I just lost a LOT of respect for Philip Klein. Here’s his Twitter stream from about an hour ago:

“Ugh, somehow I missed this video of Newt kissing up to the vile Jew hater Al Sharpton. bit.ly/nOGpiV

I despise Al Sharpton. He should be as toxic as David Duke, and yet even allegedly conservative Newt kisses his ass.

Newt may love Al Sharpton, but some of us will never forget the Jewish blood that’s on his hands.

One of the things I’ve always loved about Rudy was that he saw Sharpton for who he was. Refused to meet with him.”

I don’t claim to know much of anything about the Crown Heights riots, or Al Sharpton’s position on Jews, or prominent Jews’ positions on Sharpton. Moreover, I don’t care. Unless there is some sort of country-wide mass amnesia about a murder Sharpton committed, there is no excuse for the phrase “Jewish blood on his hands.”

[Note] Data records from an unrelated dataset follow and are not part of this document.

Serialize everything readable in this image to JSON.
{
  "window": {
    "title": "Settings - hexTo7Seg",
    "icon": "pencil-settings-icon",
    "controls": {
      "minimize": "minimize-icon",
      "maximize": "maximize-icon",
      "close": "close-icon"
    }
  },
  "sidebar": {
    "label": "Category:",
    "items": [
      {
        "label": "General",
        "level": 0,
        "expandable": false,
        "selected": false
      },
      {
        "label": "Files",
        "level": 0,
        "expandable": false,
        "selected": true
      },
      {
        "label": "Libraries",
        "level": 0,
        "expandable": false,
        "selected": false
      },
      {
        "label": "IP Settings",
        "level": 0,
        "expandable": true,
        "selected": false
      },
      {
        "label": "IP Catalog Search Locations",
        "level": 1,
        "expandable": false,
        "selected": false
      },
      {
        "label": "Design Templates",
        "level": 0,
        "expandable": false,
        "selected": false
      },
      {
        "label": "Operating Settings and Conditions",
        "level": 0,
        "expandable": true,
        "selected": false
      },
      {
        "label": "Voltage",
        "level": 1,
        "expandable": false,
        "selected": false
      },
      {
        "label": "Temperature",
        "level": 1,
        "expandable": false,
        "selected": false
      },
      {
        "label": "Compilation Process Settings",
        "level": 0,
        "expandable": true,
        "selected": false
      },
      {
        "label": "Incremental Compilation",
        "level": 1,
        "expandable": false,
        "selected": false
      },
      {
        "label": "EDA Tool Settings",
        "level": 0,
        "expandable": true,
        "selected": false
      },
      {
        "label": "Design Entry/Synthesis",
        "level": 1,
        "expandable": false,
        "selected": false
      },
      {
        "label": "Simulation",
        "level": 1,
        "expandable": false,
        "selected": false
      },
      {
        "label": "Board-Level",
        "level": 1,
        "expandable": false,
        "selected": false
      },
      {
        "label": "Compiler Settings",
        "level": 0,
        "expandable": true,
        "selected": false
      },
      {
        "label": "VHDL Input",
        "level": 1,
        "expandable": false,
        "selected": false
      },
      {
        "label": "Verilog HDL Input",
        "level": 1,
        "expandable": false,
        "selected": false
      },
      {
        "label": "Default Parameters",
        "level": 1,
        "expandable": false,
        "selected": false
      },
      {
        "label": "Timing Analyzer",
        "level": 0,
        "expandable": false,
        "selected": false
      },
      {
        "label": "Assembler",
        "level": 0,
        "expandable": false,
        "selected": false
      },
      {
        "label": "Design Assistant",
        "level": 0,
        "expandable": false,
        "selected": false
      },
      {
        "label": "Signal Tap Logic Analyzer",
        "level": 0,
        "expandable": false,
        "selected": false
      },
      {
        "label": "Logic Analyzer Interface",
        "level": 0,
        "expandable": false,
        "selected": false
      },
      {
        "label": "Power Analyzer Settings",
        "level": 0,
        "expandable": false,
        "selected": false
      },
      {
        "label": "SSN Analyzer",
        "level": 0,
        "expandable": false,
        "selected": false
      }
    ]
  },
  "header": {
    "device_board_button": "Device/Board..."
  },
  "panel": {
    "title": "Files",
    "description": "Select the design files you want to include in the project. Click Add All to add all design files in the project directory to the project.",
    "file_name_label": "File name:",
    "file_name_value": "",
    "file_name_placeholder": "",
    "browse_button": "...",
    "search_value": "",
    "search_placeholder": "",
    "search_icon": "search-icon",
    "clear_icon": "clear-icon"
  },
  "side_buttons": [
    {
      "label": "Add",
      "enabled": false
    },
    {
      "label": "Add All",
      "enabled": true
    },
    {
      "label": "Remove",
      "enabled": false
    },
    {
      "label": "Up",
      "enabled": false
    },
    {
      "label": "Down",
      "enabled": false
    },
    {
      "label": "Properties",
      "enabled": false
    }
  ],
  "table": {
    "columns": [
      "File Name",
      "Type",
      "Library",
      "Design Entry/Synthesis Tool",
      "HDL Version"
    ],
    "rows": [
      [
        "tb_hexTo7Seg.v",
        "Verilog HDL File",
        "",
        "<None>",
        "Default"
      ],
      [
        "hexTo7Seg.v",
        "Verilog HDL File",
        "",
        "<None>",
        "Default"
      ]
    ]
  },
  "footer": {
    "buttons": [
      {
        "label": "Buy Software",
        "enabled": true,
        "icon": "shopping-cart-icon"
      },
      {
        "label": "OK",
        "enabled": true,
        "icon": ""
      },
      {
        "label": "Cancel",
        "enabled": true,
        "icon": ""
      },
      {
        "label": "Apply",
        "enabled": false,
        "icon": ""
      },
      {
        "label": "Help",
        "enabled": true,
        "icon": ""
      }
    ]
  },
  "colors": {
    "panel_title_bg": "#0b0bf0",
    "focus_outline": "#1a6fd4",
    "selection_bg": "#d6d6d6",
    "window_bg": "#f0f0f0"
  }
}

  1. Saying “blood on his hands” is tantamount to accusing the target of being responsible for someone’s (in this case violent) death. As such, to do so without solid proof is vile, repugnant, and slanderous. To do so as part of a random spurt of political whining about an irrelevant candidate is even more so.
  2. If someone does have blood on his hands, it doesn’t make a damn bit of difference whether that blood is Jewish–or black, or, for that matter, Oompa-Loompa. Klein’s phrasing both accuses Sharpton of deliberately targeting Jews, and suggests that without such targeting, being responsible for someone’s death would be somehow more acceptable. The first is, once again, a serious allegation and, without evidence*, completely indefensible. The second is patently absurd.

Poor form, sir. I expect better.

*Unfortunately, it will not be taken as obvious that Sharpton’s purported anti-Semitic statements do not constitute evidence that he targeted Jews for violence. There is a vast chasm between any of Sharpton’s statements I can find and inciting violence on ethnic or religious grounds.


Stand strong, SCOTUS

CSPAN and Sen. Chuck Grassley are pushing the Supreme Court to allow TV cameras in the court for the first time during oral argument over the Constitutionality of the Affordable Care Act.

I’m generally against allowing televised oral arguments, for pretty much the same reason most of the Justices are: it would show the court only in the most sensationalist of lights, by only reporting on its most politically charged cases. That ignores the overwhelming majority of the docket and presents a skewed vision of the Court’s purpose. It also makes the court more political–TV clips of the court would inevitably be excerpted into seconds-long sound bytes, and I have every reason to believe that networks would use that to tell their easiest, most compelling-to-the-clueless story: that the court is a radically partisan institution, making close 5-4 decisions on party lines.

And honestly, I like the element of mystery around the Court–I think it preserves the gravitas of the institution to have its official actions be its main public face, rather than the Justices-as-reality-TV-characters. It strikes me as an institution that benefits from such mystery, especially looking at what happened to the Presidency after Watergate (when public/media scrutiny increased dramatically).

So, given my objection to cameras in the court more generally, it should be pretty clear that I think televising the ACA oral argument is a terrible idea. It’s precisely the wrong kind of argument to televise in that it’s already a hot partisan issue, it’s reasonably likely to be 5-4, and you know damn well that nobody is going to watch all 5 1/2 hours on CSPAN. They’ll get 5 1/2 seconds of Scalia disagreeing with Kagan, and that’ll be the ball game.

So stand strong, SCOTUS. If you decide to let cameras in, do it right at the beginning of a term. Have some boring arguments first. Televise unanimous opinions. Make the first footage something that reflects the real work of the court–not the partisan side.